“Whole Education has a wider view of the aims of education and of what young people need to be well prepared for their adult lives. Through the Whole Education network, we exist to encourage schools and other young people’s organisations to engage with our partners and use their projects and materials to bring a richness and liveliness to learning. Beyond that practical function, Whole Education exists to influence the direction of education towards a broader experience for young people, which will both prepare them better for life in the 21st century and enrich the society in which they live.”
Chair, Learning and Skills Improvement Service and a member of the Whole Education Advisory Board, Dame Ruth Silver said:
“Whole Education builds on the best of the professional work done by many people and organizations. It recognizes and appreciates the creativity that has led to a warehouse of curriculum success. It is determined to enable us to share what we have and to create together what is needed. In doing so, it will move us further towards a fulfilling 21st century education for all, believed in by all.”
Lead Director, Nuffield Review of 14-19 Training and Education and a member of the Whole Education Advisory Board, Professor Richard Pring, said:
“It is clear from two major reports on education – the Alexander Review of Primary Education and the Nuffield Review of 14-19 Education and Training, both published in 2009 – that the education of young people suffers from the narrowing effects of measurable targets, an inflexible system of assessment and qualifications, and unexamined assumptions about the aims of education.
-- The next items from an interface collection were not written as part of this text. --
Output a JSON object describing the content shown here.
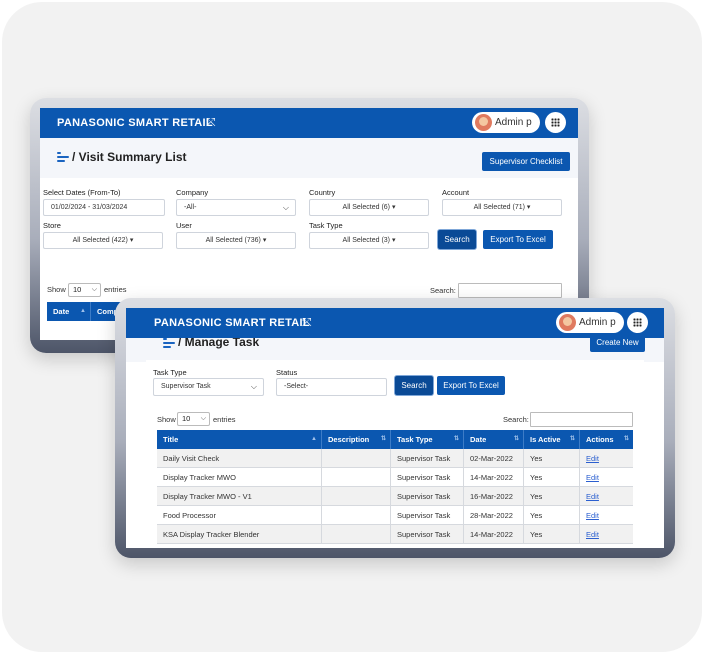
{
  "colors": {
    "primary": "#0b57b0",
    "page_bg": "#f2f2f2"
  },
  "window_back": {
    "brand": "PANASONIC SMART RETAIL",
    "user": "Admin p",
    "title": "Visit Summary List",
    "checklist_button": "Supervisor Checklist",
    "filters": {
      "dates_label": "Select Dates (From-To)",
      "dates_value": "01/02/2024 - 31/03/2024",
      "company_label": "Company",
      "company_value": "-All-",
      "country_label": "Country",
      "country_value": "All Selected (6) ▾",
      "account_label": "Account",
      "account_value": "All Selected (71) ▾",
      "store_label": "Store",
      "store_value": "All Selected (422) ▾",
      "user_label": "User",
      "user_value": "All Selected (736) ▾",
      "tasktype_label": "Task Type",
      "tasktype_value": "All Selected (3) ▾"
    },
    "search_button": "Search",
    "export_button": "Export To Excel",
    "show_label": "Show",
    "entries_value": "10",
    "entries_label": "entries",
    "search_label": "Search:",
    "columns": [
      "Date",
      "Compa"
    ]
  },
  "window_front": {
    "brand": "PANASONIC SMART RETAIL",
    "user": "Admin p",
    "title": "Manage Task",
    "create_button": "Create New",
    "tasktype_label": "Task Type",
    "tasktype_value": "Supervisor Task",
    "status_label": "Status",
    "status_value": "-Select-",
    "search_button": "Search",
    "export_button": "Export To Excel",
    "show_label": "Show",
    "entries_value": "10",
    "entries_label": "entries",
    "search_label": "Search:",
    "columns": [
      "Title",
      "Description",
      "Task Type",
      "Date",
      "Is Active",
      "Actions"
    ],
    "rows": [
      {
        "title": "Daily Visit Check",
        "description": "",
        "task_type": "Supervisor Task",
        "date": "02-Mar-2022",
        "active": "Yes",
        "action": "Edit"
      },
      {
        "title": "Display Tracker MWO",
        "description": "",
        "task_type": "Supervisor Task",
        "date": "14-Mar-2022",
        "active": "Yes",
        "action": "Edit"
      },
      {
        "title": "Display Tracker MWO - V1",
        "description": "",
        "task_type": "Supervisor Task",
        "date": "16-Mar-2022",
        "active": "Yes",
        "action": "Edit"
      },
      {
        "title": "Food Processor",
        "description": "",
        "task_type": "Supervisor Task",
        "date": "28-Mar-2022",
        "active": "Yes",
        "action": "Edit"
      },
      {
        "title": "KSA Display Tracker Blender",
        "description": "",
        "task_type": "Supervisor Task",
        "date": "14-Mar-2022",
        "active": "Yes",
        "action": "Edit"
      }
    ]
  }
}
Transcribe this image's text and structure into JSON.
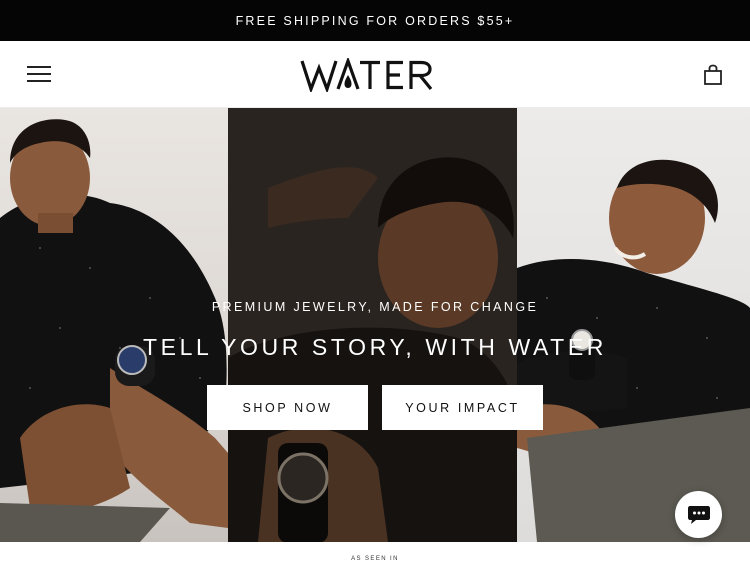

“Both reports call for a wider vision of learning – one that is relevant to all young people irrespective of ability or of social and ethnic background. Such an education rejects the narrow view of academic success, which shapes national assessment, and calls for a return to a broader understanding of what education is for – enabling all young people to understand the world in which they live, to act intelligently within it, to be practically capable, to have a sense of achievement and fulfilment, to make a contribution to the wider society of which they are part.”
For more information, visit the Whole Education website.